═════ PROVIDED RECORDS

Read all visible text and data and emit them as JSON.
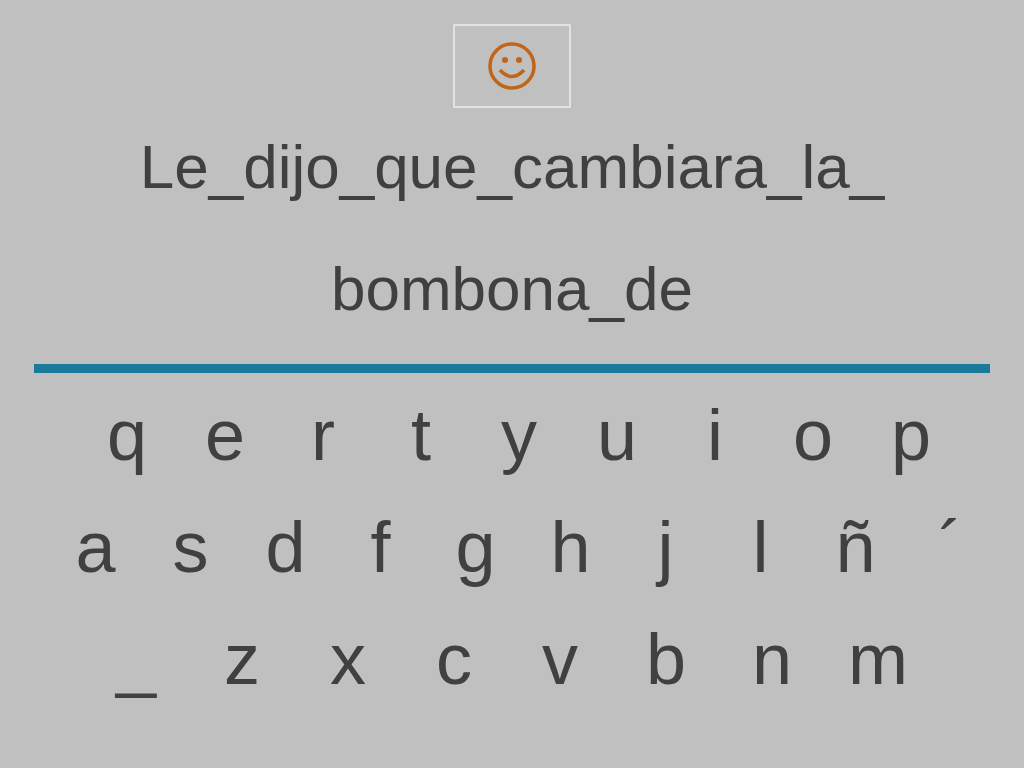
{
  "sentence": {
    "lines": [
      "Le_dijo_que_cambiara_la_",
      "bombona_de"
    ]
  },
  "keyboard": {
    "rows": [
      [
        "q",
        "e",
        "r",
        "t",
        "y",
        "u",
        "i",
        "o",
        "p"
      ],
      [
        "a",
        "s",
        "d",
        "f",
        "g",
        "h",
        "j",
        "l",
        "ñ",
        "´"
      ],
      [
        "_",
        "z",
        "x",
        "c",
        "v",
        "b",
        "n",
        "m"
      ]
    ]
  }
}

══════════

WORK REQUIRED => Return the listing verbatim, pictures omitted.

ANSWER BOX =>
Read all visible text and data and emit them as JSON.
{
  "sentence": {
    "lines": [
      "Le_dijo_que_cambiara_la_",
      "bombona_de"
    ]
  },
  "keyboard": {
    "rows": [
      [
        "q",
        "e",
        "r",
        "t",
        "y",
        "u",
        "i",
        "o",
        "p"
      ],
      [
        "a",
        "s",
        "d",
        "f",
        "g",
        "h",
        "j",
        "l",
        "ñ",
        "´"
      ],
      [
        "_",
        "z",
        "x",
        "c",
        "v",
        "b",
        "n",
        "m"
      ]
    ]
  }
}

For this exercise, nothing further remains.